If your child is rubbing his ear, should you run to the doctor's office to demand antibiotics? Probably not. Your child may simply have fluid in the ear and not the classic ear infection that parents and children dread. The American Academy of Pediatrics (AAP) recently came out with new guidelines for dealing with both conditions, and antibiotics are not the mainstay of treatment in either case.
Middle Ear Fluid (Otitis Media with Effusion)
Over 2 million American children experience fluid in the middle ear each year, often following a cold or an acute ear infection. The condition is also called a silent ear infection because many children have no symptoms. Some children, though, may rub their ear or experience mild pain, sleep disturbances, unexplained clumsiness, muffled hearing, or delays in language and speech development. The condition may be diagnosed during a routine well-child visit with the use of a pneumatic otoscope, which allows the doctor to see how easily the eardrum moves.
The AAP estimates $4 billion are spent in the U.S. for diagnosing and treating fluid in the ear each year. However, the fluid most often disappears of its own accord and does not lead to acute ear infections. Also, antihistamines and antibiotics have little effect on the condition and do not help prevent delays in learning or language and speech development.
According to the recommendations made by the AAP, the only treatment middle ear fluid warrants is watchful waiting. If your child is diagnosed with this condition, the pediatrician will want to reexamine your child in three to six months to be sure the fluid has disappeared. If the fluid persists longer than three months, the physician will recommend your child be tested for hearing and speech development. If the fluid lasts for more than four months and signs of persistent hearing loss are evident, the physician may recommend your child have tubes implanted into the ear to promote drainage.
The AAP indicates that some children may need evaluation of hearing, speech, and language development sooner than others. These include children already at risk for developmental delays or difficulties because of an unrelated condition, such as autism. With these children earlier intervention may be appropriate.
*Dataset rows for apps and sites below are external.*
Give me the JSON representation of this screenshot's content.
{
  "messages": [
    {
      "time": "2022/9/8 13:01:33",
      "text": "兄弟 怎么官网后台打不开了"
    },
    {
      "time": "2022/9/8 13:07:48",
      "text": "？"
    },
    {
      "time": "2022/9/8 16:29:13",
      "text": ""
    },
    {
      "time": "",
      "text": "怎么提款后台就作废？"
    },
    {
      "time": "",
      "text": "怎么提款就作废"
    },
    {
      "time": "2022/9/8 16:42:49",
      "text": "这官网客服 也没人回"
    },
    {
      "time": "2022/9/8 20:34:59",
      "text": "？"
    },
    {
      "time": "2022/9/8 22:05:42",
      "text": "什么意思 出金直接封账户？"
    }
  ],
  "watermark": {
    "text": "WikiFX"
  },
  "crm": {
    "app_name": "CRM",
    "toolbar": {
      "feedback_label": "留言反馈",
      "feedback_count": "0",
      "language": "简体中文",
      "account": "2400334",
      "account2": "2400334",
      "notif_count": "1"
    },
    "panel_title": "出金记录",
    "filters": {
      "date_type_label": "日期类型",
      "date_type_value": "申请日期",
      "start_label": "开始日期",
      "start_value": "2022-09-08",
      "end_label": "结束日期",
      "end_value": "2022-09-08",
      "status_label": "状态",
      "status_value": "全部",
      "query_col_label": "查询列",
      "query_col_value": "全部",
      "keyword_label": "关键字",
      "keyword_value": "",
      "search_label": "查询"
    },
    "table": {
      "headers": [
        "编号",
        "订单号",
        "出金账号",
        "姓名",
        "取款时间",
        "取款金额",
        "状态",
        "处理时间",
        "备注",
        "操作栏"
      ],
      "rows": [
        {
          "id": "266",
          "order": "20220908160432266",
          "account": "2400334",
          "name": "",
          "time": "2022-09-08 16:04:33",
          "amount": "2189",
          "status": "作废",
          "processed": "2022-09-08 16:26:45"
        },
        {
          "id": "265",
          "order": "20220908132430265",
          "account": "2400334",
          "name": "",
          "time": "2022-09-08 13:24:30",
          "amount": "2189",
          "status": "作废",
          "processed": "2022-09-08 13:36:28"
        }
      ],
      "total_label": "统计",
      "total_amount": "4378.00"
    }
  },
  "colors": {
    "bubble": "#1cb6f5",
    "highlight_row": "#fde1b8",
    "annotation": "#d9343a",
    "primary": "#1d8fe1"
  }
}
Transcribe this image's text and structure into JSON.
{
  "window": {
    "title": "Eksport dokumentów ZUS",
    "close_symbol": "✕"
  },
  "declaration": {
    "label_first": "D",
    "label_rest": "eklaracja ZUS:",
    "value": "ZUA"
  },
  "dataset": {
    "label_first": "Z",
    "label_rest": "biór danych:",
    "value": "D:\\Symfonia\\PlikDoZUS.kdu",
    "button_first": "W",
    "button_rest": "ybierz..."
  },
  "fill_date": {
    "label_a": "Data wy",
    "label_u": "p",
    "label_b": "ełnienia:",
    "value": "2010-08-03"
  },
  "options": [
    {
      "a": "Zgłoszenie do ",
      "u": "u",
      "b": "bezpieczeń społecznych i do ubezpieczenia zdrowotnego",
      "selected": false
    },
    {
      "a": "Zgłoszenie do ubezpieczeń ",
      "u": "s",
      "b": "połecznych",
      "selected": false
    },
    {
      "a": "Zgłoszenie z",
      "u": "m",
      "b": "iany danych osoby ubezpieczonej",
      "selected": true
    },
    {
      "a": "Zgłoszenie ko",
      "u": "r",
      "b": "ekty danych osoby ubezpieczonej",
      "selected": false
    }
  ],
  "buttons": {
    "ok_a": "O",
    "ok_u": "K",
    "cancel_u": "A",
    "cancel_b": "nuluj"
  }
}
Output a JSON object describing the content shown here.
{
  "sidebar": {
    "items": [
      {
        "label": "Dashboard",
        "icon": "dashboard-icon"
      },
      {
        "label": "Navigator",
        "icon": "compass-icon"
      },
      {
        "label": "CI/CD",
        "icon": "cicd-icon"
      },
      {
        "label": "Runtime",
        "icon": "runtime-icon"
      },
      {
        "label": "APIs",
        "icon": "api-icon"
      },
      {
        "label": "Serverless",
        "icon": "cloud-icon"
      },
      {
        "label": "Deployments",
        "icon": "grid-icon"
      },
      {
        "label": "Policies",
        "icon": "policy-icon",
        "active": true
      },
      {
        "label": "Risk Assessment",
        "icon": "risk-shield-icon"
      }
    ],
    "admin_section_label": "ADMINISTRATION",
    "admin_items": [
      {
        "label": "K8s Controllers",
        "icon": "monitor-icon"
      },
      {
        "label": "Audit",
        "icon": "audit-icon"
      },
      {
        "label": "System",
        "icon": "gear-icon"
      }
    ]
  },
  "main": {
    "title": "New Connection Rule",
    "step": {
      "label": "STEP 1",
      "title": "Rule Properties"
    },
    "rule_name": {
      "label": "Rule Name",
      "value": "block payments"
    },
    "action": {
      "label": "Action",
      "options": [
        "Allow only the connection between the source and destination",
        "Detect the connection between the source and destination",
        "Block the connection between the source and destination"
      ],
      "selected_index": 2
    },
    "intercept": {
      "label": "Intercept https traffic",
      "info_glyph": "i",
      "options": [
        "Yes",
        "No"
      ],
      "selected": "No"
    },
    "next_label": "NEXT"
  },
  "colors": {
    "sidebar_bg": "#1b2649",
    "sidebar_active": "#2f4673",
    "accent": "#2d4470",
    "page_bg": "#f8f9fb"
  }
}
Classic Ear Infection (Acute Otitis Media)
The classic ear infection differs from the silent ear infection because of the sudden onset of significant pain and signs of infection including redness and inflammation. This type of infection is commonly, although not specifically, associated with fever, persistent crying, a runny nose, and perhaps even eye or ear drainage. Often, a pediatrician is unable to diagnose such an infection with certainty because of the difficulty in observing the child's ear. What is really a case of middle ear fluid may be diagnosed as an acute ear infection.
Acute ear infections are the most common infection for which antibiotics are prescribed to children. However, roughly 80 percent of children with acute ear infections get better without antibiotic treatment. In addition, studies show delaying antibiotic treatment with watchful waiting does not increase the likelihood of developing a serious illness. With the new guidelines, the AAP hopes to curb the use of antibiotics when they are not necessary.
If your otherwise healthy child is suffering from an acute ear infection the pediatrician will prescribe acetaminophen or ibuprofen for pain relief, as suggested by the AAP. The doctor may also offer you the option of treating your child's ear infection on your own for two to three days if the symptoms are not severe, then beginning the antibiotic amoxicillin if the infection is not clearing up. The guidelines recommend the prescription of antibiotics if your child is
- six months or younger and has a diagnosis of certain or suspected acute infection
- between the ages of six months and two years and has severe symptoms with a diagnosis of certain or suspected acute infection
- between the ages of two and twelve years and has severe symptoms with a diagnosis of certain acute infection.
August 2004 Update